@pjsykes- 6:30am about 7 people were working but I was the only one voting. I didn’t see any other voters leaving/arriving.
This morning I previewed what to expect from the Virginia primary on NBC12 News Today. You can see my chat with Gray Hall and Heather Sullivan below:
Republicans and Democrats have picked sides in a battle over the response by State and Capitol Police to an abortion rights protest that led to several dozen arrests on Saturday. Democrats spent Monday attacking the decision by Capitol Police to call in State Police reinforcements to break up what they describe as a peaceful protest. In press releases, on social media and on the floor of the House and Senate, democratic leaders evoked strong language as they expressed their displeasure with police in riot gear breaking up the protest and forcibly removing protestors from the steps of the Capitol.
Many of these democrats found a way to lay much of the blame on Governor Bob McDonnell.
Fairfax Senator Chap Petersen (D), a potential candidate for statewide office said the response was overblown. “We are a free society. This is a public square,” he said from the Senate floor. ”People have a right to protest, without harassment or intimidation.”
Democratic Party of Virginia Chairman Brian Moran took it a step further. He intertwined the response to the policies of the McDonnell administration and continued to push the narrative that McDonnell himself may have called for the State Police to act in the fashion that they did.
“While I cannot say whether or not the Governor authorized or had knowledge of this weekend’s regrettable arrests,” Moran said. ”There is no question that this unfortunate situation could have been avoided by a leader with the courage to resist the extreme elements of his own party and focus on making life better for Virginia families.”
But McDonnell forcefully defended his role in the Capitol Square showdown. When asked directly by our Andy Jenks if he ordered the State Police to break up the protest the governor did not mince words.
“Absolutely not. See, that’s the problem. And that’s been the problem for about a month up here,” McDonnell said. “People saying things of which they have no direct information. And saying things that are just flat not correct.” McDonnell said he was at the CAA basketball tournament during the protest and did not learn what occurred until well after the situation had ended.
But while McDonnell defended his own role, Lt. Governor Bill Bolling and GOP members of the House and Senate attacked democrats for their criticism of law enforcement. Bolling, a candidate for governor in 2013, said that they “owe Capitol Police an apology” for the way they assailed them on the floor of the General Assembly.

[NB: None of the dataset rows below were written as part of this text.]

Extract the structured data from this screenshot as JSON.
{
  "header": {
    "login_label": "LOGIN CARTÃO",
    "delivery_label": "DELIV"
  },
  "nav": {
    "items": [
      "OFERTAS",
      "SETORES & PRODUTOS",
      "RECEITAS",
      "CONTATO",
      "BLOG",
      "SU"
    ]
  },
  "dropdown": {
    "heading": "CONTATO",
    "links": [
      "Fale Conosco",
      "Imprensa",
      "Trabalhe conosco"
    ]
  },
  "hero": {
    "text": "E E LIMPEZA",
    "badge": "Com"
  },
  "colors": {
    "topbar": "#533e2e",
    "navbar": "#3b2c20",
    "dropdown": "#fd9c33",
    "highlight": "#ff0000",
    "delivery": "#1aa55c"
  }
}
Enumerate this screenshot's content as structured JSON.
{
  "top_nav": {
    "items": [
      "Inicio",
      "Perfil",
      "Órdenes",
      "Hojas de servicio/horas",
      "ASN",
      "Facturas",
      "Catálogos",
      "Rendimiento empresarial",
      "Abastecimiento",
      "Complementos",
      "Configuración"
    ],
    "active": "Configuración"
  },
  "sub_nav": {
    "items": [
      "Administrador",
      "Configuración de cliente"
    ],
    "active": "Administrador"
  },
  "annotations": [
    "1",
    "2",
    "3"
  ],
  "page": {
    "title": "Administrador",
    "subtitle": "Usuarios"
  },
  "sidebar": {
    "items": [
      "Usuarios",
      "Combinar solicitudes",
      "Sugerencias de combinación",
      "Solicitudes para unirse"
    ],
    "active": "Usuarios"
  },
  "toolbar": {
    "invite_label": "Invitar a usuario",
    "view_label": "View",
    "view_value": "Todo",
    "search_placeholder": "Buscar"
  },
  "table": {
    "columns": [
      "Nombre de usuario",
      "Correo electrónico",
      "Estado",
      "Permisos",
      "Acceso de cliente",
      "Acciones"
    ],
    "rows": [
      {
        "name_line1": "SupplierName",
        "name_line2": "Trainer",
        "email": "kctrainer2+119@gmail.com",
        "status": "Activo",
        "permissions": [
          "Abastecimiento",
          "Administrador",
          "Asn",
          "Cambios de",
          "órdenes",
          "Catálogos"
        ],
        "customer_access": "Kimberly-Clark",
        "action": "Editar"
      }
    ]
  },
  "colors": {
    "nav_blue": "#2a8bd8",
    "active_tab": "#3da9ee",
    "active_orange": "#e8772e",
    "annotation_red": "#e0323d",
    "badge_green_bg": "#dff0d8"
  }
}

Senate Majority Leader Tommy Norment (R) explained that leaders of the House and Senate had worked with Capitol Police to develop a contingency plan in the event that protests in the 2012 session threatened the civil assembly of the legislature. He said those plans were agreed to by republicans and democrats. He contended that the police were just doing their job and hinted that democrats were encouraging the partisan divide as a way to avoid talking about the stalled budget process.
“There are some in this body, that have done everything that they can to exacerbate the tarnishing of that public image based social issues to try to deflect what they are not doing in other issues.”
And as the rhetoric heats up, the ultrasounds before abortions, which sparked the protest, remains sitting on Governor McDonnell’s desk waiting for the final salvo in what has been a divisive fight over social issues.
A fight that has drawn clear lines between republicans and democrats and in most cases, where you sit on those issues seems to be directly linked to how one views the response to the weekend protests.
See Ben Garbarek‘s report on NBC12 on those arrested on Saturday, which includes an explanation from Capitol Police as to why they responded in the way they did.